WORK TOGETHER WITH YOUR WORK FRIENDS
Have you ever done a community gift exchange where you get to choose the gift you want to unwrap during the holidays? Normally you scan the gifts and choose the one that appeals most to you. Sometimes that is the biggest, smallest, brightest or funniest wrapped gift on the table. You commence unwrapping the gift, and it may be the perfect gift that everyone wants, or it may be a total bust. The same may happen when you are shopping at the store. You may choose this item over that item simply because the exterior presented it so well that it appealed more to you. Either way, the point of the matter is that you chose the gift or item solely for its packaging.
How we package things is so important. Not just for the tangible things in life but also, our words. Let’s face it, we have all been told something (or said it ourselves) in a negative, non-bedside manner kind of way, especially at work. Unfortunately, those types of conversations often leave you feeling jaded, frustrated and confused among various other negative emotions. The good news is that there is an opportunity here for improved, healthy communication among co workers, colleagues and others in your life that will leave you feeling like you have friends rather than enemies at work.
According to a Hardvard Business Review article, “Research shows that workers are happier in their jobs when they have friendships with co-workers. Employees report that when they have friends at work, their job is more fun, enjoyable, worthwhile and satisfying. Gallup found that close work friendships boost employee satisfaction by 50% and people with a best friend at work are seven times more likely to engage fully in their work.”
Let’s take a look at this quick-guide to improved communication that will enable you to truly work TOGETHER and formulate healthy communication and respectful friendships.
A coworker you are paired with on a deadlined project does not seem to be pulling his or her weight.
Naturally, you may want to unload on this coworker and let him or her know that you are having to do all the work. But as the saying goes, think before you speak. It is likely that if you wouldn’t like it being said to you, you shouldn’t say it. So press pause and acknowledge you frustration or feelings before you let them spill over.
NO-GO ZONE: “OH MY GOSH JOEY! I have been busting my rump over this project so that we can get it done by the end of this week. What have you done!?!?!”
Believe it or not, there is always a positive to a situation. Perhaps this coworker feels the same way or has a lot going on. So avoid pointing the finger at a person or the situation. Step back for a second and search for an attribute he or she can bring to the table that can compliment your strengths and or weaknesses.
NO-GO ZONE: “Susan, I can’t believe you are so lazy and haven’t sent me anything for our project that is due. Are you going to do anything to help me out?”

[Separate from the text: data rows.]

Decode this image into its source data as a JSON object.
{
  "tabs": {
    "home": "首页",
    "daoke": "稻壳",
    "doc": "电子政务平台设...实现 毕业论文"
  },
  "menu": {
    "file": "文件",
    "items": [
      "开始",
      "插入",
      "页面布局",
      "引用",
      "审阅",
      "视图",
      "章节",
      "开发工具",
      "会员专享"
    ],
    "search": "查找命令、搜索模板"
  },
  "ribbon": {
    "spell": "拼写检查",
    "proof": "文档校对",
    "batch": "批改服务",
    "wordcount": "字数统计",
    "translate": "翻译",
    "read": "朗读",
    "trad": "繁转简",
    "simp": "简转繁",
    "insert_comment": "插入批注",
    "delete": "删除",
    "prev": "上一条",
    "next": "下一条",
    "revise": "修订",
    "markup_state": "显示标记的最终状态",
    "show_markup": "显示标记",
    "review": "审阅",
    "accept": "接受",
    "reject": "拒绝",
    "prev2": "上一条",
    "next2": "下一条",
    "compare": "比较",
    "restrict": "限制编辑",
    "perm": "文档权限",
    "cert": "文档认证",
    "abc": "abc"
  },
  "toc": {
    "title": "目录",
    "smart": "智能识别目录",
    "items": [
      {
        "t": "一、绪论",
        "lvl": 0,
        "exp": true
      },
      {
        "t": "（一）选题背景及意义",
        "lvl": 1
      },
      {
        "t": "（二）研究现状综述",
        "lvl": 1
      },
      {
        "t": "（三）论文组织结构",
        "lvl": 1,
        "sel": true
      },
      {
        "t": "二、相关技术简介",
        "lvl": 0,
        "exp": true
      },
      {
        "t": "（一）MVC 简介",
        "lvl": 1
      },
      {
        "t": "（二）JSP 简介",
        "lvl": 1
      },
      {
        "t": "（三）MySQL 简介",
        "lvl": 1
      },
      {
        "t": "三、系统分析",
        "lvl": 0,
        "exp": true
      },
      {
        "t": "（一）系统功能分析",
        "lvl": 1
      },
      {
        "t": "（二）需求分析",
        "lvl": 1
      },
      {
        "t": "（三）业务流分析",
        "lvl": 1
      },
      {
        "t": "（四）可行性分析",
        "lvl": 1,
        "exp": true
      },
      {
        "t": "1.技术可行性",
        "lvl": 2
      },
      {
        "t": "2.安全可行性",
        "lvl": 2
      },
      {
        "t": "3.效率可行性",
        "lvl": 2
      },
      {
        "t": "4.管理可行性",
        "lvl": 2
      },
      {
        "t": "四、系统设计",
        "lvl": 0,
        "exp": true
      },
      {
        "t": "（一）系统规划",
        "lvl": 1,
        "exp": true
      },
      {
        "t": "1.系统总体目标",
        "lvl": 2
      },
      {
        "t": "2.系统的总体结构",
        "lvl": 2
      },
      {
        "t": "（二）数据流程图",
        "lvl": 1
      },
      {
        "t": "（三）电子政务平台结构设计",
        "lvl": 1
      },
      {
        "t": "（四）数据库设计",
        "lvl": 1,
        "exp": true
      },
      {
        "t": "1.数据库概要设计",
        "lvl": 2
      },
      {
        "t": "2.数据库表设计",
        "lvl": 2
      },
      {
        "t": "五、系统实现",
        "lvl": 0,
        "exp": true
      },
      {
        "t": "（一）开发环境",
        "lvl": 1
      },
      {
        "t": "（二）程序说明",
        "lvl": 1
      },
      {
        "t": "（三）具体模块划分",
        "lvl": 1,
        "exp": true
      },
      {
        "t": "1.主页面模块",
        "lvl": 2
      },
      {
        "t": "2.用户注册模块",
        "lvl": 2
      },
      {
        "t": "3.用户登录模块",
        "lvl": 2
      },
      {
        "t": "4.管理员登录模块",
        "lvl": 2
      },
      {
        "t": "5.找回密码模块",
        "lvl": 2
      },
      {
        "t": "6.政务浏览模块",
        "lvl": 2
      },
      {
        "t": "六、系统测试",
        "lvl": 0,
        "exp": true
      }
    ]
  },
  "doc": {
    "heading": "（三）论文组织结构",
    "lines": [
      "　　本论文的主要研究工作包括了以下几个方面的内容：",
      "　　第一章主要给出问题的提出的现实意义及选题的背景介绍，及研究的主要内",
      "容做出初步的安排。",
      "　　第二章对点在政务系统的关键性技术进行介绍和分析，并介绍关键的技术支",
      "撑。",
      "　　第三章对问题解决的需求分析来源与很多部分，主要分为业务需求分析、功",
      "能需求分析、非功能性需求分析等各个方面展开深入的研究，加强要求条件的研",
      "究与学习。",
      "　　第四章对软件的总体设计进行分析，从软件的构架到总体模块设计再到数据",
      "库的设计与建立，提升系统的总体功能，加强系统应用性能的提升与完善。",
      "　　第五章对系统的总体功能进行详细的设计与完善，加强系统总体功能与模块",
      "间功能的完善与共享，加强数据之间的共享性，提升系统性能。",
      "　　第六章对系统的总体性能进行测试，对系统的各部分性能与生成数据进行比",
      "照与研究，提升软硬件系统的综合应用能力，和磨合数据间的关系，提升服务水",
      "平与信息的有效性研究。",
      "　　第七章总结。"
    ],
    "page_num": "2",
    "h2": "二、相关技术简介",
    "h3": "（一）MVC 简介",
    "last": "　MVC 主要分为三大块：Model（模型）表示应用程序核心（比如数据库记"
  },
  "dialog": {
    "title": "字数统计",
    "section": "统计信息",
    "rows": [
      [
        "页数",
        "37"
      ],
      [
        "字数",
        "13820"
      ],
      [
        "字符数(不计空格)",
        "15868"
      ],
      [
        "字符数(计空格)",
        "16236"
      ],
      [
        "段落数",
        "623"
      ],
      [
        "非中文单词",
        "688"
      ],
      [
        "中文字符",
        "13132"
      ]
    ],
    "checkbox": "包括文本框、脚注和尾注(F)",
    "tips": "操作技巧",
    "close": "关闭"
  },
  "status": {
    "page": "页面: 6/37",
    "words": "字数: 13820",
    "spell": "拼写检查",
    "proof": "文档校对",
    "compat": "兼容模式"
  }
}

It is not what you say so much as how you say it. If you come at someone in a negative, accusatory manor, it’s likely you will be reciprocated with a similar style of communication. Moreover, it shows a lack of respect for the individual and what he or she has going on. So, look for the positive you found once you stepped back from the feeling you were having, and use it.
NO-GO ZONE: “Corey, I know this deadline on the project is rapidly approaching. Since you are so good at getting the analytical data and statistics, I thought I could develop the intro and conclusion based on that. How does that sound to you?”
Be a team.
There is no “I” in team so avoid operating in such a way. Once you learn the way to positively communicate with one another, your team is unstoppable. Continue to cultivate encouraging camaraderie by acknowledging the hard work your partner has done and offering words of affirmation. This opens the doors for a positive working relationship and allows you to avoid any unnecessary negative thoughts, anxiety and stress.
A social experiment was done on two like plants. The plant who was “bullied” and received negative verbiage was reported to have stunted growth, whereas the plant that was given positive verbiage seemingly flourished and remained healthy. Check out the experiment here. The results are simple: words can have a huge impact on one’s emotional and physiological status which can greatly impact the stress response in the human body.
Click HERE to learn more about the Wellview services available to you. We can’t wait to work with you!
– CASEY EDMONDS, CHC
Health Advisor | Email Casey